Born November 17, 1980, Llantwit Fadre
Current age 35 years 338 days
Major teams British and Irish Lions, Cardiff Blues, Toulon, Wales A, Welsh Probables, Wales
Height 6 ft 2 in
Weight 268 lb
|British and Irish Lions||2005-2009||5||5||0||0||0||0||0||0||0||5||0||0.00|
|IRB Rugby World Cup||2003-2015||18||13||5||5||1||0||0||0||11||7||0||61.11|
|Test debut||Wales v Romania at Wrexham, Nov 1, 2002 match details|
|Last Test||New Zealand v Wales at Wellington, Jun 18, 2016 match details|
|Test Statsguru||Main menu | Career summary | Match list | Most points | Most tries | Tournament list|
Wales and British & Irish Lions prop Gethin Jenkins is regarded as one of the best loose-head operators in world rugby and is currently turning out for Top 14 side Toulon.
After playing regional rugby, he was a fixture of Wales' 2003 World Cup squad, featuring in every game. Come the 2005 Six Nations, he started every game for Wales and scored the first try of the Grand Slam clinching win over Ireland at the Millennium Stadium. His superb form during the tournament led to three caps on the 2005 British Lions tour to New Zealand, although he could not repeat his success on tour in a pack that was going backwards.

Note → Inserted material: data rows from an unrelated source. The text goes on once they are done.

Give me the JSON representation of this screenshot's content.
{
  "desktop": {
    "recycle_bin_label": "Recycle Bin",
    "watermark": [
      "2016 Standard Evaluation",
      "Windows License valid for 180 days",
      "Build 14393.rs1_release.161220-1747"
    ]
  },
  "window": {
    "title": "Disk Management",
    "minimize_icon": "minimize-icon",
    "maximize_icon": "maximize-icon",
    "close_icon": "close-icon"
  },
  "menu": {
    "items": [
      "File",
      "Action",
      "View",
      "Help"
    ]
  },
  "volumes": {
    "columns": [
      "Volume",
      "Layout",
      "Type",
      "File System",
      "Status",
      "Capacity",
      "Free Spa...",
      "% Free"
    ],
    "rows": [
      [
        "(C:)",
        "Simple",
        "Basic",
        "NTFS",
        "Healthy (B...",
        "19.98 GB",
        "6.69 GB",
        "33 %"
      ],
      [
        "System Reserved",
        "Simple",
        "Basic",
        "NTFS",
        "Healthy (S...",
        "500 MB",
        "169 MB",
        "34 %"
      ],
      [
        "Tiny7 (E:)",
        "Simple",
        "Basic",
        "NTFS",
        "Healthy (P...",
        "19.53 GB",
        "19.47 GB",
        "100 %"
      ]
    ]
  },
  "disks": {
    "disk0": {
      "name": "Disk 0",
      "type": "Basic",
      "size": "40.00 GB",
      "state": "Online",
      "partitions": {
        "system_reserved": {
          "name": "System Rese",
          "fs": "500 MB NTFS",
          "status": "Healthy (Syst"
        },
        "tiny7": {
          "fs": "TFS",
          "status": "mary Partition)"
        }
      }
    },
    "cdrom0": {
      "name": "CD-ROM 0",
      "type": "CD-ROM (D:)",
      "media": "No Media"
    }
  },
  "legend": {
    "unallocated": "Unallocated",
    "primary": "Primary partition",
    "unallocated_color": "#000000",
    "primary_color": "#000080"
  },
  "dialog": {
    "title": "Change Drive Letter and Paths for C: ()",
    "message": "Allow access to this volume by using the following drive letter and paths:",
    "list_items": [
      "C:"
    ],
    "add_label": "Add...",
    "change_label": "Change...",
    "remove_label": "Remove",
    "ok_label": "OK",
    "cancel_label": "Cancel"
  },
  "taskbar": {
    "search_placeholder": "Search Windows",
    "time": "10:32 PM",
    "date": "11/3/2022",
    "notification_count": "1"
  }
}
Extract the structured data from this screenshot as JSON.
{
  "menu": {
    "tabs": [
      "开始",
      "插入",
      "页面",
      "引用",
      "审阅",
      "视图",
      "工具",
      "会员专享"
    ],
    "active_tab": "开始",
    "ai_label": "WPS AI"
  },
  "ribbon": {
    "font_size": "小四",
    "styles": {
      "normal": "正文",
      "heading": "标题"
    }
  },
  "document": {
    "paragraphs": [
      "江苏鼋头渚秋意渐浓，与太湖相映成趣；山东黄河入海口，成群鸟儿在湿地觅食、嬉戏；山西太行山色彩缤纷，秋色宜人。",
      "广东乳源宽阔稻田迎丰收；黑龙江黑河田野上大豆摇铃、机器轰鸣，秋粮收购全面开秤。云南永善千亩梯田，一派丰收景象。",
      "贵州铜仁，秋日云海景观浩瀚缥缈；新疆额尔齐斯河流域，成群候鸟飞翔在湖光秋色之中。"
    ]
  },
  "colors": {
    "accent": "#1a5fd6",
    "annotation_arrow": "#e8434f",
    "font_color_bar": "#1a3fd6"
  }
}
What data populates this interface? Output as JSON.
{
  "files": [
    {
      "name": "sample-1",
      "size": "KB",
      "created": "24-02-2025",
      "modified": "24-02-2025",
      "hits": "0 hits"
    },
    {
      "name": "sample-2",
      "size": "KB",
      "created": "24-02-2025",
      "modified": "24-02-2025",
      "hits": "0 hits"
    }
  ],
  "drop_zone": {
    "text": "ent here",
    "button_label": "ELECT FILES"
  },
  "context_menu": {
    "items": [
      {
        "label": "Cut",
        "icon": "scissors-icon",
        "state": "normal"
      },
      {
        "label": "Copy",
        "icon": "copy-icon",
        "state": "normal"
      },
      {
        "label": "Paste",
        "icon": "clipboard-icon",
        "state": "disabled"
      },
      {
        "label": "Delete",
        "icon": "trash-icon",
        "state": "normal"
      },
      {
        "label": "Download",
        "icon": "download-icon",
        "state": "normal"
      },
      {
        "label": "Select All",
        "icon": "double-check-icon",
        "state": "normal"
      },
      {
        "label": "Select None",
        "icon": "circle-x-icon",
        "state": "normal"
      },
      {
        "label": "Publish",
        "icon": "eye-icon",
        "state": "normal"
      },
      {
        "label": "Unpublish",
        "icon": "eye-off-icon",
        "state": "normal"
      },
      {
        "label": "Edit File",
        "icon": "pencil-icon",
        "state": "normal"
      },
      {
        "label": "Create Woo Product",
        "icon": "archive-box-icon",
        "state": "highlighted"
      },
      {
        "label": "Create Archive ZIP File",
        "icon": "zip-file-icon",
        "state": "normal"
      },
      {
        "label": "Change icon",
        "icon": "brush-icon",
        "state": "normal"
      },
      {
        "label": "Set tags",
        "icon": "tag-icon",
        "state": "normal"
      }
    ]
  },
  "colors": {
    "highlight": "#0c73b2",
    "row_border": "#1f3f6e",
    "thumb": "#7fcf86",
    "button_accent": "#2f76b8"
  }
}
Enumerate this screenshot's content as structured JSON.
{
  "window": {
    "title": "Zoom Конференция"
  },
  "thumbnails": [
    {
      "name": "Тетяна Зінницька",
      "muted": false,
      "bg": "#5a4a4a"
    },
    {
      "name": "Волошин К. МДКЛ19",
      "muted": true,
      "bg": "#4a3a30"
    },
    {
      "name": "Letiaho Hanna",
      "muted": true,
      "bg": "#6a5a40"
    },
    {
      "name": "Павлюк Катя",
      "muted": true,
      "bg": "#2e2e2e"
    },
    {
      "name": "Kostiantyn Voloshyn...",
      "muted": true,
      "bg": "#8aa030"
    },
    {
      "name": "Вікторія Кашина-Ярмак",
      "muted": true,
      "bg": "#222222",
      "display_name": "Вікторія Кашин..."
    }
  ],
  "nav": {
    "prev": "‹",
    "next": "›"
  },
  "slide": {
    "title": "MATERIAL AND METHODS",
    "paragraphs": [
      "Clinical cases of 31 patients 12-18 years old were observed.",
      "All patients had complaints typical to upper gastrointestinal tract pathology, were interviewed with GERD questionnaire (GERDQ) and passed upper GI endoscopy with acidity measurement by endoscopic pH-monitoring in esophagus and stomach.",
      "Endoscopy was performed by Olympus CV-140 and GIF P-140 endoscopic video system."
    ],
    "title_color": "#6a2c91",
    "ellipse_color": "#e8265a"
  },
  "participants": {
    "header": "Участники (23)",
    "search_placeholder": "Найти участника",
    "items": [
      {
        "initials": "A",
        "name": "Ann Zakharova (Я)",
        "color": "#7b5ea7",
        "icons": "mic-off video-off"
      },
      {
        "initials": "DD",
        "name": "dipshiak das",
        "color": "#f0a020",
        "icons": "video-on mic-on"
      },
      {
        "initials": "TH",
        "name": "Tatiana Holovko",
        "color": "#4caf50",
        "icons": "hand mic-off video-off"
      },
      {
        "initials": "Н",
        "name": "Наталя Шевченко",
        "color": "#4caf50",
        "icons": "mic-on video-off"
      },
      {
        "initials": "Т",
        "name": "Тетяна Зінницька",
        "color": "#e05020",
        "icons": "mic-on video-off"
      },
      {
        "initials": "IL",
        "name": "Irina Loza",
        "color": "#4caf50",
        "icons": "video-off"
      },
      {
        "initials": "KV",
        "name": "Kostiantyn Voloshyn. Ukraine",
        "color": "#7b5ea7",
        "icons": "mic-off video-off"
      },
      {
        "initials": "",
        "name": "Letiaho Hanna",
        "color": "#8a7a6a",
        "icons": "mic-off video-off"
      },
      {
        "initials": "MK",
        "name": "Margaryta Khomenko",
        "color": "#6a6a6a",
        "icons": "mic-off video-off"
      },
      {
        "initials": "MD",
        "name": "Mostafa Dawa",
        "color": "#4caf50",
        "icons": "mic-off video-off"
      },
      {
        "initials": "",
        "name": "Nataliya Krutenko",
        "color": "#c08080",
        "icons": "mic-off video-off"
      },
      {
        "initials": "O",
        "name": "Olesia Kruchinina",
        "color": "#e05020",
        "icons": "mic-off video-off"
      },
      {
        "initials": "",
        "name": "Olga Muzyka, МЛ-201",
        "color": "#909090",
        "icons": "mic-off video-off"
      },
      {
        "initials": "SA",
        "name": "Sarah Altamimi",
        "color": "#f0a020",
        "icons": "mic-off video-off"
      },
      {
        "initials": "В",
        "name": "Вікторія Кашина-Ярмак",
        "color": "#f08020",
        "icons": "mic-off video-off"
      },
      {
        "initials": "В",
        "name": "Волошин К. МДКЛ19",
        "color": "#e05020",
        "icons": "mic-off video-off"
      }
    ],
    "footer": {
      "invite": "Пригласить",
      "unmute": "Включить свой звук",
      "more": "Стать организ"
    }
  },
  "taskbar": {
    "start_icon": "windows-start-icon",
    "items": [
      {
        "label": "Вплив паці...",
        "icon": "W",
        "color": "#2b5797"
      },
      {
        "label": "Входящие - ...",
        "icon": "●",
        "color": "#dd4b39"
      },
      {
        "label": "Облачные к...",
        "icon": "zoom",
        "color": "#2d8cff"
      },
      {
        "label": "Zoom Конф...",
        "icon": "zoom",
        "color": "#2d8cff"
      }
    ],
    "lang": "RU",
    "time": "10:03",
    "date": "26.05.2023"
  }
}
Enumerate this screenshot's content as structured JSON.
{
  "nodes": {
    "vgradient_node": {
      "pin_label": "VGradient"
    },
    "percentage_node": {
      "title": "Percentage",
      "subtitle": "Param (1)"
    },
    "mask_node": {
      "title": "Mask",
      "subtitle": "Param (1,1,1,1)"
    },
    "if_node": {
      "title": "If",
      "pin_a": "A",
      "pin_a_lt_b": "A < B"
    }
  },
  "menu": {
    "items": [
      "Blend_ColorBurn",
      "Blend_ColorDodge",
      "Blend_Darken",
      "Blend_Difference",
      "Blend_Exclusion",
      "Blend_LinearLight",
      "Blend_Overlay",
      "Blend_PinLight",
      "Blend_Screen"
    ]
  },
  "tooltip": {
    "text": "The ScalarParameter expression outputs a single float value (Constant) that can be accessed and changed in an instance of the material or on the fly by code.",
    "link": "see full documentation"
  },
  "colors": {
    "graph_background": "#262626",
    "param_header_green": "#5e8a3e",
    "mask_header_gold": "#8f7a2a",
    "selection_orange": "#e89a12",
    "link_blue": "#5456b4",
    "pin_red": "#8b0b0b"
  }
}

Injury and a loss of form blighted Jenkins' 2005-6 season, as he struggled to find form for his club Cardiff Blues and to force his way into the Wales reckoning but he had improved come the 2006-07 season.
Selection for his second World Cup in 2007 was ensured with some strong end of season performances for Cardiff and impressive performances for Wales the previous season, and Jenkins went on to start three of Wales' four games at the finals, including the key clashes with Australia and Fiji.
Following the World Cup Jenkins was handed the Wales captaincy for the first time for the first match against South Africa. Under new Wales coach Warren Gatland Jenkins won his second Grand Slam after fighting his way back into the team following appearances as a replacement against England and Scotland.
Selected for the 2009 Lions tour of South Africa and made the XV for the opening two Tests. After playing the whole match in the first Test defeat in Durban he had to go off with a cracked cheekbone in the second half of the second Test after a collision with Bryan Habana.
And going into the 2011 World Cup - Jenkins was a doubt having had a 2010-11 season ravaged with injury. But he made the tournament and upon Jenkins' return to his side the Cardiff Blues, his signature was hotly sought after with Bath, Perpignan and Toulon all chasing a deal for the prop. But on February 21, Jenkins confirmed that he would journey cross-Channel and play for Toulon.
In 2012, he joined the pantheon of Welsh greats by winning a third Grand Slam. Victory over France in Cardiff ensured a place alongside Gareth Edwards, Gerald Davies and JPR Williams as the players to achieve the feat.
Come the 2012-13 season, Jenkins had departed the Blues for Toulon and was packing down alongside the likes of Andrew Sheridan, Bakkies Botha and Carl Hayman. Despite playing in the Top 14 and not back in Wales, Jenkins was still keen on representing the international side.
Jenkins continued to play a central role for Wales as they overcame a poor run of results to retain the Six Nations championship. And despite not being first-choice for Toulon, Jenkins was named in the Lions squad to tour Australia.